Capitol, Independence into power football

Advocate staff photo by PATRICK DENNIS --  Capitol defensive back James Miskell, right,  intercepts a pass intended for McKinley's Jaylon Johnson in the EBR-Memorial Stadium jamboree Friday night. Show caption
Advocate staff photo by PATRICK DENNIS -- Capitol defensive back James Miskell, right, intercepts a pass intended for McKinley's Jaylon Johnson in the EBR-Memorial Stadium jamboree Friday night.

Running game what makes Independence, Capitol go

Capitol High and Independence High don’t have a wealth of knowledge about each other.

Yet the two schools seemingly have plenty in common as they prepare to open the high school football season at 7 p.m. Thursday with a game at Memorial Stadium.

It will be all about power football and the ability to minimize mistakes for Class 2A Capitol and 3A Independence.

“They’re definitely a power football team that wants to run the ball first,” Capitol coach Claude Coleman said. “And so are we.

“Given the fact that there’s a chance of rain (Thursday) night, it’s going to make running the ball even more important.”

The teams appear to have little in common at first glance. Independence was 5-5 a year ago and just missed the playoffs.

The Tigers have a three-year starter at running back in 5-foot-10, 240-pound Shannon Cage.

Capitol is coming off a 3-8 season last year. Coleman took over at midseason, changed the Lions offense to a power running game that helped the team to the playoffs.

Running back Jamar Robertson ran for 135 yards in last week’s 27-15 jamboree win over 1A Madison Prep.

Thursday’s game marks the first time Independence has played at Memorial under coach Keith Carona, who looks for improvement from last week’s 26-6 jamboree loss to 5A Ponchatoula.

“We felt like a lot of the mistakes we made last week were ones we can correct,” Carona said. “They got behind on coverages a couple of times, and we block in the back that nullified a big play.

“People talk about how important cutting down mistakes is, and it’s true, especially early in the year because you see more of the them. Definitely, the team that makes the fewest mistakes will have the advantage. I expect it to be a good, competitive game. We got the chance to see Capitol this summer and were impressed. They may not have a lot of depth, but they’re talented.”

Coleman admits depth will be a challenge for the Lions, who will dress between 30 and 40 players. Though Independence’s numbers are down, the Tigers are expected to dress 52.

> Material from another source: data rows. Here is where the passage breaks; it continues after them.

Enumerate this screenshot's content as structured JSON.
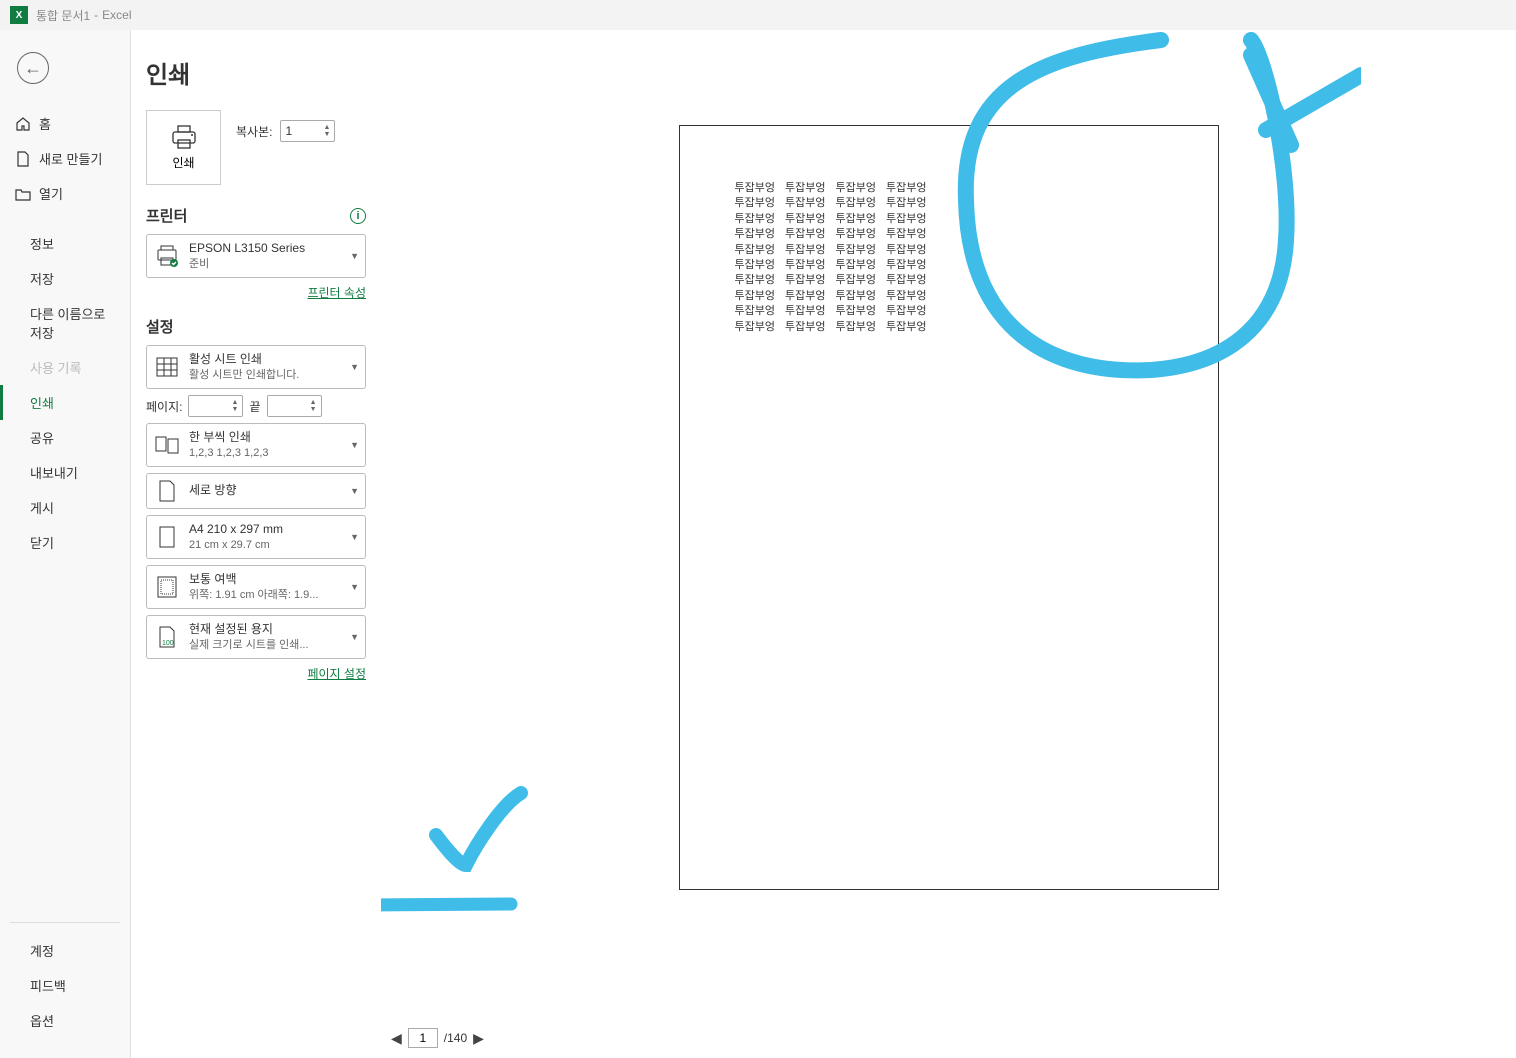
{
  "titlebar": {
    "app_icon_text": "X",
    "doc_name": "통합 문서1",
    "app_name": "Excel"
  },
  "nav": {
    "home": "홈",
    "new": "새로 만들기",
    "open": "열기",
    "info": "정보",
    "save": "저장",
    "save_as": "다른 이름으로 저장",
    "history": "사용 기록",
    "print": "인쇄",
    "share": "공유",
    "export": "내보내기",
    "publish": "게시",
    "close": "닫기",
    "account": "계정",
    "feedback": "피드백",
    "options": "옵션"
  },
  "print": {
    "title": "인쇄",
    "print_button": "인쇄",
    "copies_label": "복사본:",
    "copies_value": "1",
    "printer_head": "프린터",
    "printer_name": "EPSON L3150 Series",
    "printer_status": "준비",
    "printer_props": "프린터 속성",
    "settings_head": "설정",
    "active_sheets_title": "활성 시트 인쇄",
    "active_sheets_sub": "활성 시트만 인쇄합니다.",
    "pages_label": "페이지:",
    "pages_to": "끝",
    "collate_title": "한 부씩 인쇄",
    "collate_sub": "1,2,3    1,2,3    1,2,3",
    "orientation": "세로 방향",
    "paper_title": "A4 210 x 297 mm",
    "paper_sub": "21 cm x 29.7 cm",
    "margins_title": "보통 여백",
    "margins_sub": "위쪽: 1.91 cm 아래쪽: 1.9...",
    "scaling_title": "현재 설정된 용지",
    "scaling_sub": "실제 크기로 시트를 인쇄...",
    "page_setup": "페이지 설정"
  },
  "preview": {
    "cell_text": "투잡부엉",
    "rows": 10,
    "cols": 4,
    "current_page": "1",
    "total_pages": "140"
  }
}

“We’ve got about five guys who will be playing both ways,” Coleman said. “How they handle that will be important, because it’s a physical and a mental thing. We need to help those guys out by running the ball ourselves and controlling the line of scrimmage. I’ll take my skill guys and match them against anybody in the state. We’re confident, but we need to execute.”